◆ Record extracts ◆

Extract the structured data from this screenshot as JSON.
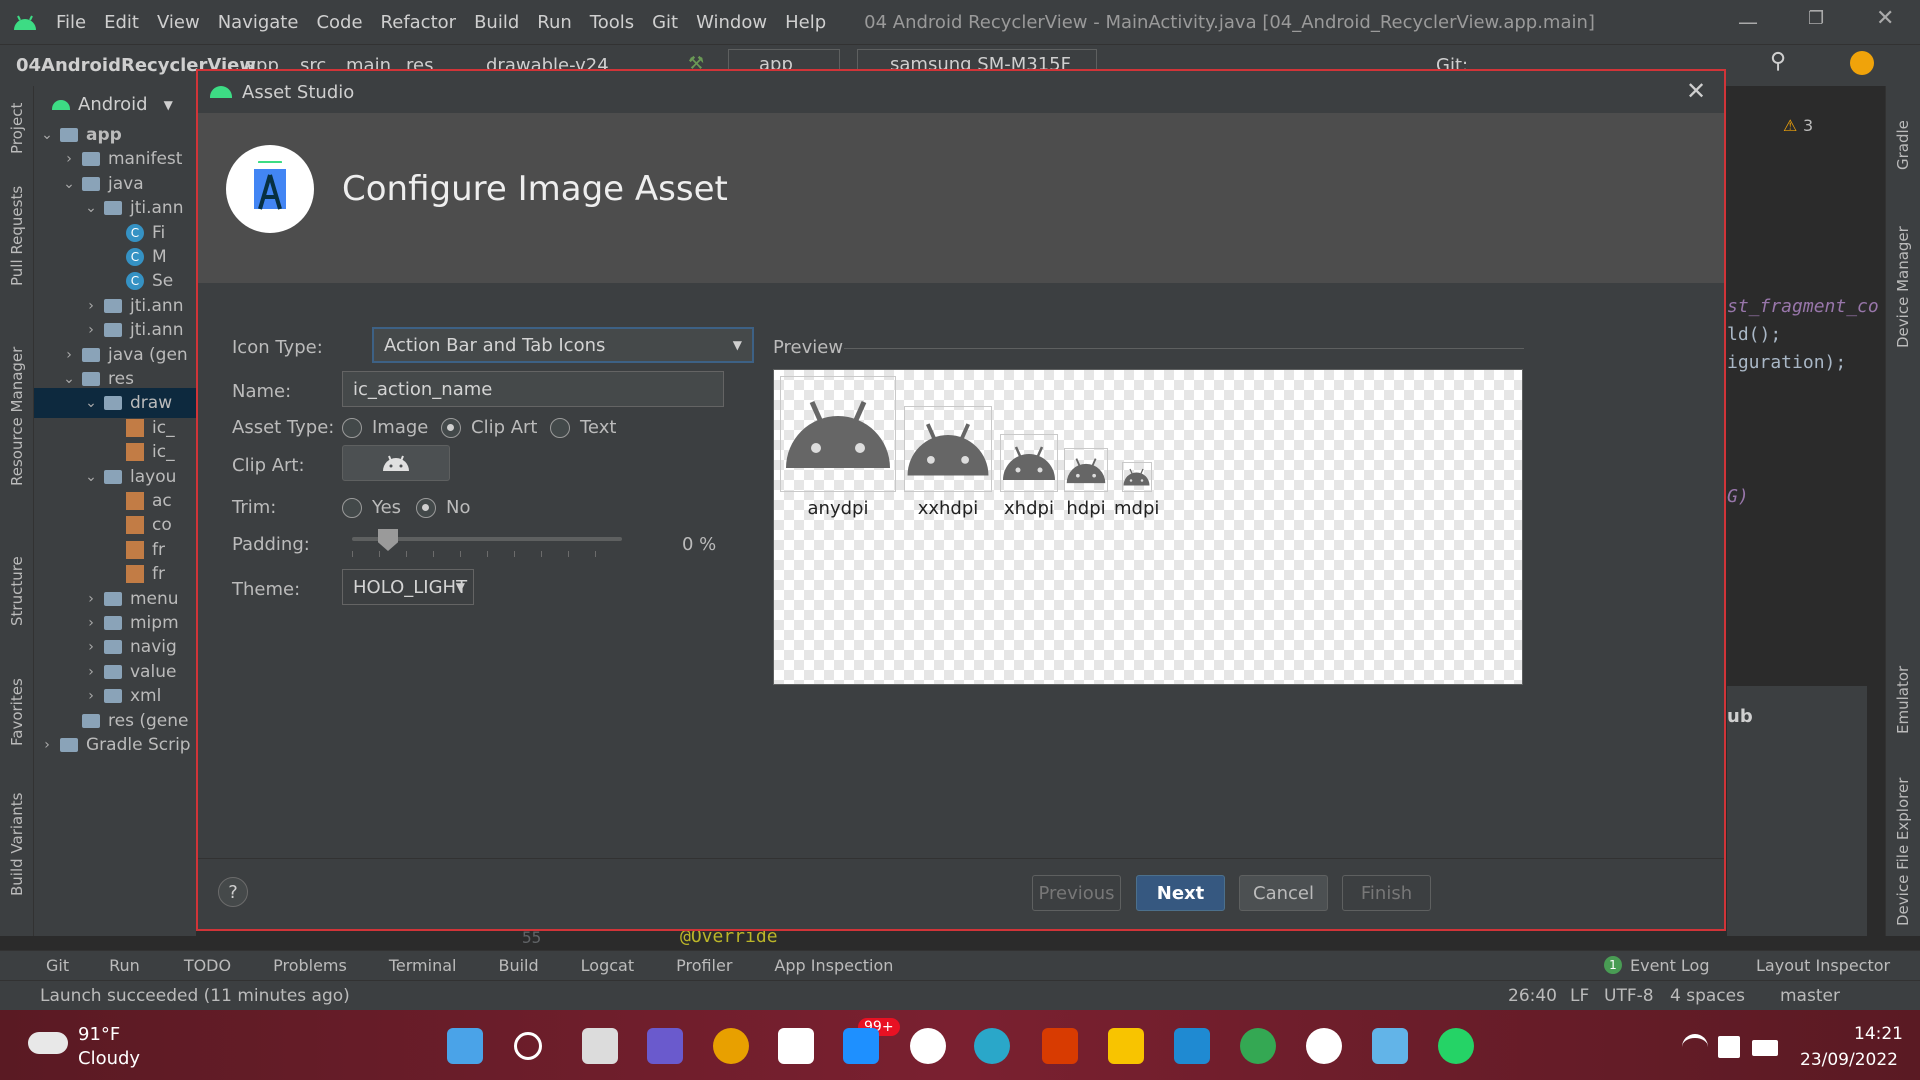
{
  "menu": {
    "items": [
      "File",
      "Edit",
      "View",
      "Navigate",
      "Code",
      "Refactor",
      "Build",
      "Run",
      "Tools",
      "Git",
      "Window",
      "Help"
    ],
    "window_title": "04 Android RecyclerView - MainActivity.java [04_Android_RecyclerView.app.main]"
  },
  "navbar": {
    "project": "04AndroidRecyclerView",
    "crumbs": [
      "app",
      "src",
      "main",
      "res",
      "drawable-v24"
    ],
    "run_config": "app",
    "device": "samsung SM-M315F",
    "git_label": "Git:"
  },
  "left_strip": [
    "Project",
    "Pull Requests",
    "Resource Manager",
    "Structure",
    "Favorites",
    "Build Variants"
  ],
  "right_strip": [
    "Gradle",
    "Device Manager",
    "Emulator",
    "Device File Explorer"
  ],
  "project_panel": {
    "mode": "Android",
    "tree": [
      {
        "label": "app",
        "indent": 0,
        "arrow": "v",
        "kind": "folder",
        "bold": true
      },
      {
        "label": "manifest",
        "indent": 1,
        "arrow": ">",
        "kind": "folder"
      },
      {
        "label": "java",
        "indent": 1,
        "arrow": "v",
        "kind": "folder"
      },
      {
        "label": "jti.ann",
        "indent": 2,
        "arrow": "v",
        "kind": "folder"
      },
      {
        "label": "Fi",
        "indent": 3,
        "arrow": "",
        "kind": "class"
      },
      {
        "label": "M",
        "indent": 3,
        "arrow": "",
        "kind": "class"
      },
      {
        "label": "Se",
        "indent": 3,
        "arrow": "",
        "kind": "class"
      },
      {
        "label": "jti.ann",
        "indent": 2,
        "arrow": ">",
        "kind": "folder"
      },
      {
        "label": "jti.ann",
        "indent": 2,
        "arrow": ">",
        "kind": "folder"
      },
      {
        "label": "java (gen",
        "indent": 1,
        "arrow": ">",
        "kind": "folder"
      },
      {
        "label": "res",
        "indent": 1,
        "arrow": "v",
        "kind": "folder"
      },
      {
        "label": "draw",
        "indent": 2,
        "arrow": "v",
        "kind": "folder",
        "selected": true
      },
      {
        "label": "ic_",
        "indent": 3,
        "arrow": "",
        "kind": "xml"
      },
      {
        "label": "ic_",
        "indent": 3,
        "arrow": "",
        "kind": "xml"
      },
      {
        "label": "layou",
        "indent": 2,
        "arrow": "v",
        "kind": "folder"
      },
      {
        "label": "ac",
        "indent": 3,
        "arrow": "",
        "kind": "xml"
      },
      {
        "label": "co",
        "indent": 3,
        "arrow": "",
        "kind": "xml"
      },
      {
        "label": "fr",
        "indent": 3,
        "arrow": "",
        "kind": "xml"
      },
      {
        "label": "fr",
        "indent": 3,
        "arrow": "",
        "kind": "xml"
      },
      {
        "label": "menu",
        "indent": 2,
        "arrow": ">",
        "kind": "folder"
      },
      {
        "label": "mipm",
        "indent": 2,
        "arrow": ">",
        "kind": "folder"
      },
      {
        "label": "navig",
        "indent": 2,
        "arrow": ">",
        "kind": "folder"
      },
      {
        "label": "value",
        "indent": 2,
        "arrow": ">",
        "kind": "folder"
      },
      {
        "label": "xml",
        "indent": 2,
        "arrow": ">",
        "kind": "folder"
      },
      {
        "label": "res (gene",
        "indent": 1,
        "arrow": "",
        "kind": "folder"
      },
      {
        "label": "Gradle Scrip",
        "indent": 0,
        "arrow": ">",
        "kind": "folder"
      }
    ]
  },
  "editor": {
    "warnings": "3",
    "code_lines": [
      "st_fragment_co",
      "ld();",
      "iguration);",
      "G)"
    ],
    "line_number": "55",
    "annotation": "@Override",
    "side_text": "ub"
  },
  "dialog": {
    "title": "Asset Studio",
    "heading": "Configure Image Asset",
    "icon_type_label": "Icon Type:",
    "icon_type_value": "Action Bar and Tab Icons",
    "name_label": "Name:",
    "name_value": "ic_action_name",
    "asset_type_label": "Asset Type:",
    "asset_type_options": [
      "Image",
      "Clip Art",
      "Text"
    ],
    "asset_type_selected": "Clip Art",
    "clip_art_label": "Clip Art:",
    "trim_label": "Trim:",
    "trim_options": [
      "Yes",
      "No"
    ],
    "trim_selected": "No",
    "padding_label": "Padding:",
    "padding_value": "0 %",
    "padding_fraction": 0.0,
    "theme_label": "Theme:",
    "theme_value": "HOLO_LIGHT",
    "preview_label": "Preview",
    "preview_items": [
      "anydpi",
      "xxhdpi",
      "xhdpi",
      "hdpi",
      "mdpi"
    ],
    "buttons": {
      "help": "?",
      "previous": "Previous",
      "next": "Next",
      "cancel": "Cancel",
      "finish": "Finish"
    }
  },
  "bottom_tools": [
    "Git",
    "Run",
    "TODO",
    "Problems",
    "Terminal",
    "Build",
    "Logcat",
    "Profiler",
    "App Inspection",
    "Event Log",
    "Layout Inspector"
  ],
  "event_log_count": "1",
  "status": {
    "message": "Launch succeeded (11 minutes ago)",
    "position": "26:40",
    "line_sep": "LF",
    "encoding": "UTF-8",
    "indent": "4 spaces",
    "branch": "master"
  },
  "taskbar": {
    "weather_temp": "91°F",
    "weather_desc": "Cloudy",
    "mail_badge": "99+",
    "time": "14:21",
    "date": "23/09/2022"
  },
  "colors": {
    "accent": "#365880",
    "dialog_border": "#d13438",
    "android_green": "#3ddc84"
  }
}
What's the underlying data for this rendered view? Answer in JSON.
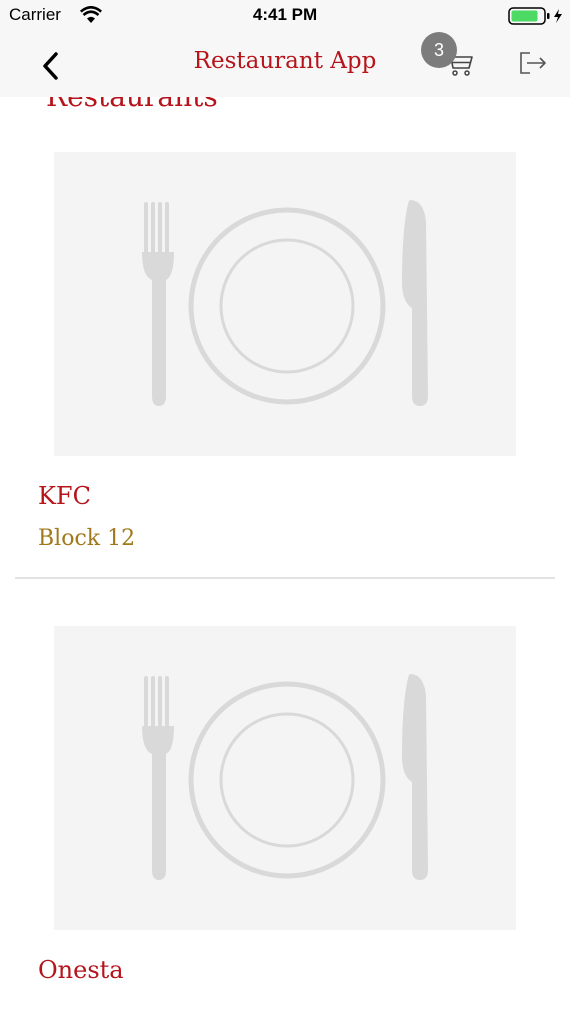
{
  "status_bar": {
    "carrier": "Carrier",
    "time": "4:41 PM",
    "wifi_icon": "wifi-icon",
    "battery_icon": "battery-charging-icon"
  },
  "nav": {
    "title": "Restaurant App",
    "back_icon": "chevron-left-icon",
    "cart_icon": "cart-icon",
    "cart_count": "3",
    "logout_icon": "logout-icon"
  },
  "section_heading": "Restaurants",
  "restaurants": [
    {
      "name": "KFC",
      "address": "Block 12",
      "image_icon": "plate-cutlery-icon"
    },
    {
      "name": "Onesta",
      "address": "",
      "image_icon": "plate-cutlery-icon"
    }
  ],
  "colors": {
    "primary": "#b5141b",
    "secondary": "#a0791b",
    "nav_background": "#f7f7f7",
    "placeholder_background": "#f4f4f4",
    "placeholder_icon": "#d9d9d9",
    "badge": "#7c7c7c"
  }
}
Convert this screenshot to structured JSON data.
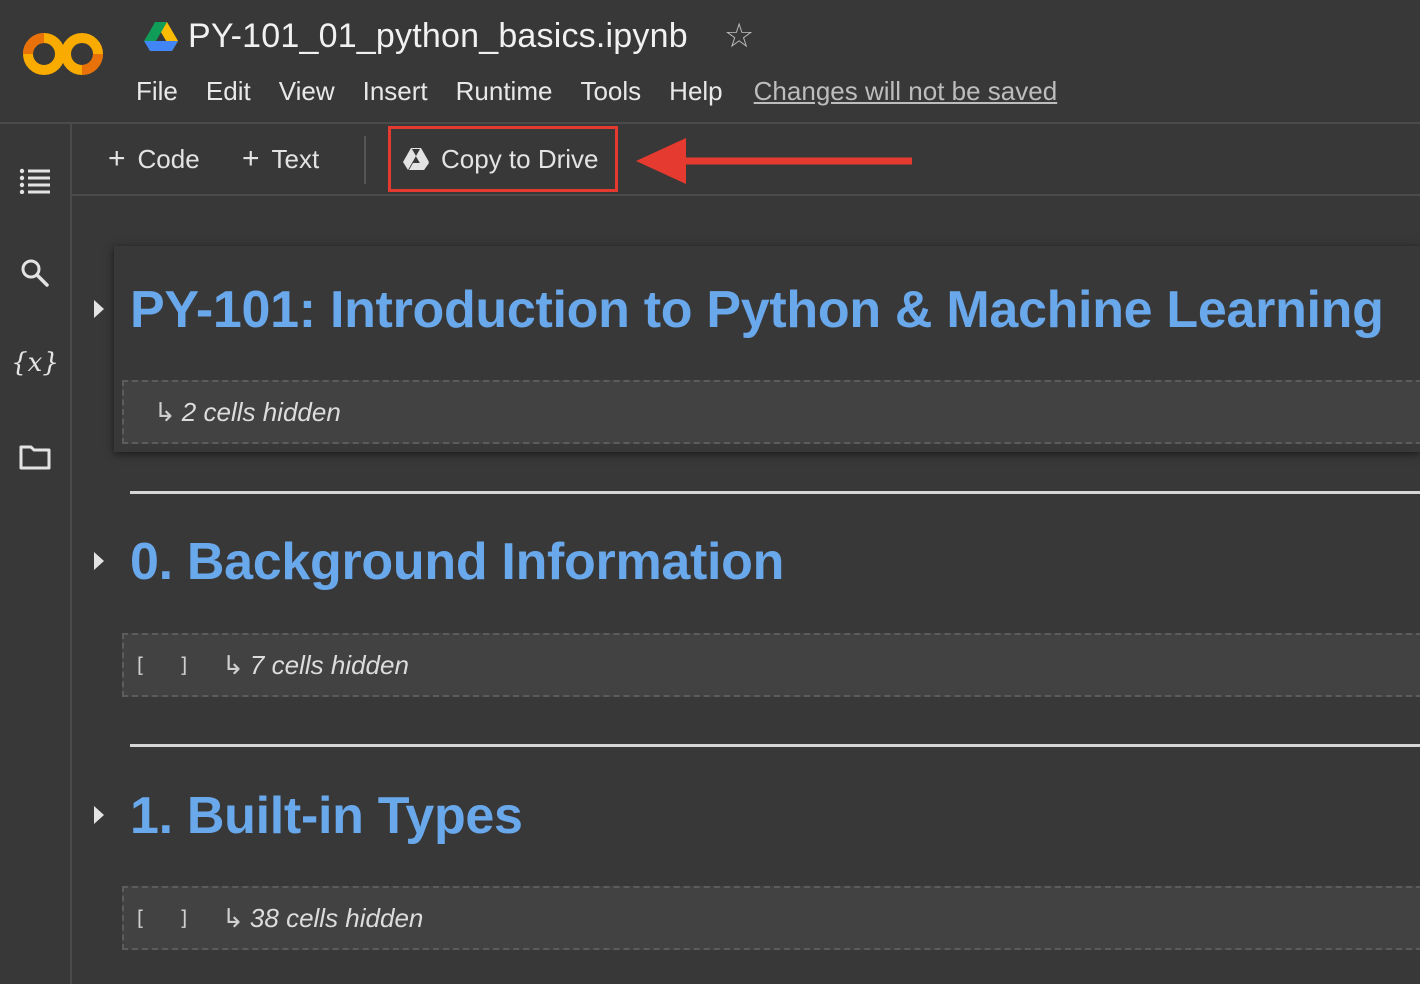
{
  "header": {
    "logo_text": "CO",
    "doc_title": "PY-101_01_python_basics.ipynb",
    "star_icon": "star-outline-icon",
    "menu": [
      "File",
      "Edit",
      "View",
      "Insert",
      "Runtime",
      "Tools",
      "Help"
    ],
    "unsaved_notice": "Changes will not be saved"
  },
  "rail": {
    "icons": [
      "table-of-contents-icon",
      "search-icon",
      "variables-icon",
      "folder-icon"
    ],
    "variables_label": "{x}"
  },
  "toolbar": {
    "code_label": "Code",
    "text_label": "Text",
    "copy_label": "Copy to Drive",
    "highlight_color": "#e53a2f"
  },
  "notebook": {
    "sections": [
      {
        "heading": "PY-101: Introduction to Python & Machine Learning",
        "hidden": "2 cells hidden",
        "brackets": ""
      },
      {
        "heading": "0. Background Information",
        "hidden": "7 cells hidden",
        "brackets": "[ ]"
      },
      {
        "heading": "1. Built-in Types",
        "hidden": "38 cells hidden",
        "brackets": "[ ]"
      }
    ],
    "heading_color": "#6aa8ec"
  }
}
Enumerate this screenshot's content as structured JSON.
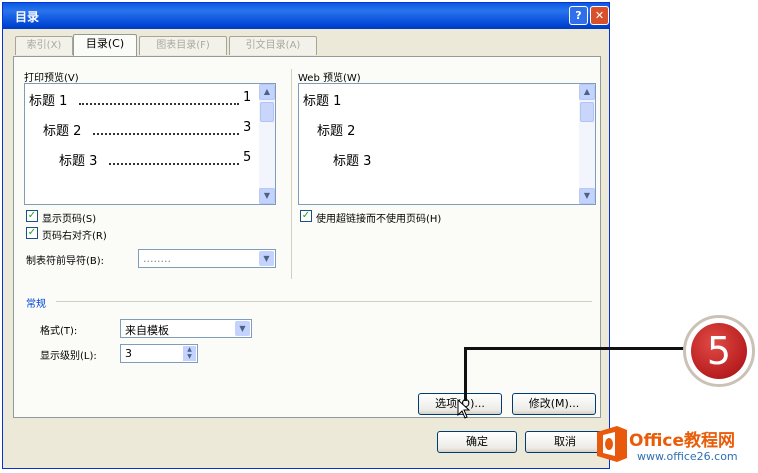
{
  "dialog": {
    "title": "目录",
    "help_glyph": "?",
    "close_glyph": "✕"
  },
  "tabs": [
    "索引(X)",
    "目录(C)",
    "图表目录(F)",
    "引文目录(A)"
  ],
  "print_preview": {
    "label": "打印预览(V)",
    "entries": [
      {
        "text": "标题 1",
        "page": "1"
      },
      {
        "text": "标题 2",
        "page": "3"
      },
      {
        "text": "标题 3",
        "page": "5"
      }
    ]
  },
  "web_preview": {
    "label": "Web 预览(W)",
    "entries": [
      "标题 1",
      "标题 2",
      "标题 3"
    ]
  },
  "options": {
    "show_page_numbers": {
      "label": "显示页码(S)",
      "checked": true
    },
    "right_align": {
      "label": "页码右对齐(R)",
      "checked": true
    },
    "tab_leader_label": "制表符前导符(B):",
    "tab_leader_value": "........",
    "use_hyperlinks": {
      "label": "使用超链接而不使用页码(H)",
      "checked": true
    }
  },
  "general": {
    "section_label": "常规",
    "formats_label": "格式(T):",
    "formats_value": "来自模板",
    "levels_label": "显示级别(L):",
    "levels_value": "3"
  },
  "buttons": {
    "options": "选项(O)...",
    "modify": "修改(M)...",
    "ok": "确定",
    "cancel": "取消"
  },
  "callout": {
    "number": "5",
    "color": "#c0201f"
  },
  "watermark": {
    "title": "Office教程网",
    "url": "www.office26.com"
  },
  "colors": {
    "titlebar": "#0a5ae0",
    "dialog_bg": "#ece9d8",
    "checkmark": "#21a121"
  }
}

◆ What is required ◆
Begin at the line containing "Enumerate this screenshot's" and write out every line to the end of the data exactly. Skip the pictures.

◆ Exercise response ◆
Enumerate this screenshot's content as structured JSON.
{
  "dialog": {
    "title": "目录",
    "help_glyph": "?",
    "close_glyph": "✕"
  },
  "tabs": [
    "索引(X)",
    "目录(C)",
    "图表目录(F)",
    "引文目录(A)"
  ],
  "print_preview": {
    "label": "打印预览(V)",
    "entries": [
      {
        "text": "标题 1",
        "page": "1"
      },
      {
        "text": "标题 2",
        "page": "3"
      },
      {
        "text": "标题 3",
        "page": "5"
      }
    ]
  },
  "web_preview": {
    "label": "Web 预览(W)",
    "entries": [
      "标题 1",
      "标题 2",
      "标题 3"
    ]
  },
  "options": {
    "show_page_numbers": {
      "label": "显示页码(S)",
      "checked": true
    },
    "right_align": {
      "label": "页码右对齐(R)",
      "checked": true
    },
    "tab_leader_label": "制表符前导符(B):",
    "tab_leader_value": "........",
    "use_hyperlinks": {
      "label": "使用超链接而不使用页码(H)",
      "checked": true
    }
  },
  "general": {
    "section_label": "常规",
    "formats_label": "格式(T):",
    "formats_value": "来自模板",
    "levels_label": "显示级别(L):",
    "levels_value": "3"
  },
  "buttons": {
    "options": "选项(O)...",
    "modify": "修改(M)...",
    "ok": "确定",
    "cancel": "取消"
  },
  "callout": {
    "number": "5",
    "color": "#c0201f"
  },
  "watermark": {
    "title": "Office教程网",
    "url": "www.office26.com"
  },
  "colors": {
    "titlebar": "#0a5ae0",
    "dialog_bg": "#ece9d8",
    "checkmark": "#21a121"
  }
}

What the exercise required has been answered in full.